“It’s another challenge: how do you keep things warm when it’s minus 30 out? At that temperature the cables snap like toothpicks.”
To solve the issue, Arctic UAV brings along portable generators and power packs to the field. Ejesiak and his team also do their most to limit the gear’s exposure time to the freezing cold by rigging up heating systems.
The pilots who operate the drones are also local hunters and fishermen, accustomed to traveling hundreds of kilometers in harsh conditions.
“To do this, you need guys who are expert outdoors people, who understand the dangers of being in a remote place,” says Ejesiak, who adds that his team also carry licensed firearms in case they meet polar bears.
“The fact that we’re based in the middle of nowhere in the Arctic, doing world class stuff—I think that really speaks to the expertise that we have. We’re doing stuff that everybody else wants to do. That’s the magic mix.”
Over the last two years, Arctic UAV has also expanded into underwater imaging for a research project by Fisheries and Oceans Canada. They bought a small boat and a new underwater robot that could explore deep waters. The new remotely operated underwater vehicle (ROV) could descend down to 305 meters in frigid waters.
Arctic UAV works with these robot manufacturers and offers them cold weather testing.
“Those types of partnerships are win-win for both companies. We get to try stuff with cool new tech, and they’re able to say that their equipment works in rugged Arctic waters,” Ejesiak explains.
Other surveyance projects include mapping a small harbour site for Pond Inlet (also known as Mittimatalik) a community located on northern Baffin Island in Nunavut.
Their maps captured the differences in height between two points. Using this data, the mapping software could estimate the material volume in a site.

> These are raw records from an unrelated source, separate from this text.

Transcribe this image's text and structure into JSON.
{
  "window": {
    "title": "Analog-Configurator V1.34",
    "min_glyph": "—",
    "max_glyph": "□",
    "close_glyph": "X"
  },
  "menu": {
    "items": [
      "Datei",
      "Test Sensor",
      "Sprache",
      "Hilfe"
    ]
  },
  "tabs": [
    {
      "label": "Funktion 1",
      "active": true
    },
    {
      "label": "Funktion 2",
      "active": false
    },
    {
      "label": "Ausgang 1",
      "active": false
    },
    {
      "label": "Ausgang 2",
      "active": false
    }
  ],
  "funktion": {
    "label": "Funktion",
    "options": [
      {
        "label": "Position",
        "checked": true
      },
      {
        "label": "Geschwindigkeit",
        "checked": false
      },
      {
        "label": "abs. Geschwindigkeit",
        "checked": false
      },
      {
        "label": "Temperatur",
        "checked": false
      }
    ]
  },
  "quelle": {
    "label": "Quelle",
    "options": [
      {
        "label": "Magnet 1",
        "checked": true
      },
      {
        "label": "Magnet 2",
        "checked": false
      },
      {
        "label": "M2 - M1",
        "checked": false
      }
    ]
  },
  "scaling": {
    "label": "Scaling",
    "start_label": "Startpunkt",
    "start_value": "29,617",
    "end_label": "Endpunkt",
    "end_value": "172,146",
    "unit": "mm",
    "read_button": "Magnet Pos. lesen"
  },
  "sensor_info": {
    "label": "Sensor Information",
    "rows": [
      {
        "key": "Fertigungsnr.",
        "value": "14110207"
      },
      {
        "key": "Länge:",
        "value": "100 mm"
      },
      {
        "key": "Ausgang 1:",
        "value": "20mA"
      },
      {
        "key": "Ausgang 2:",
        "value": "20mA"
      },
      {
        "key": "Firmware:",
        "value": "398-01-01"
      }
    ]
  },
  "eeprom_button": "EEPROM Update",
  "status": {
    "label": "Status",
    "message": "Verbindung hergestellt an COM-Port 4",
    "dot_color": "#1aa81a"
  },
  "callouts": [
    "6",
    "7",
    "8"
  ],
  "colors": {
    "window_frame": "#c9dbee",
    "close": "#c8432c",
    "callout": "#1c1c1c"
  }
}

In other words, the map could estimate how much dirt and rocks there were to dig up before building began.
Arctic UAV also use field cameras rigged up with solar panels that take images at regular intervals. Ejesiak and his team control these systems from an old passenger bus they converted into a command centre.
Ejesiak is eager to keep tinkering and innovating with technology. He recently bought 3D printers to make full-colour models of their surveyed areas.
“We don’t want to be the best Indigenous drone company. We want to be the best drone company,” says Ejesiak.
“Tomorrow a competitor might show up and we have to be that much better. We need to have local trained folks, who understand our customers’ needs, delivering in extreme conditions.”
Looking to the future
Working with drones isn’t always smooth sailing. Factoring in the travel time and the tech issues, mistakes can be costly and frustrating. Ejesiak and his pilots have witnessed some spectacular crashes, though luckily never near people.
“We could easily drop $20,000 on a task that doesn’t work. That’s the cost of doing business for us. But that’s what we need to stay on top,” says Ejesiak.
Ejesiak also says that the financing from BDC changed the nature of his business by enabling them to have the cash flow to manage large projects.
“As a small business, you don’t want to run out of money. And when unexpected things happen, it’s really helpful for us to have capital. To be able to hire charter airplanes and to pay people and survive crashes and equipment crashes—it would have been impossible to do without support from BDC.”
Ejesiak believes the days of “fly-in folks”, or people coming north to just do work and leave, are over. Arctic UAV is a proudly local business.
“We want to use smaller systems that we can deploy in communities. We want to train local folks to fly those systems. We want quick deployment and instant imaging, and we want to create beautiful still image and videos that we can share with our communities.”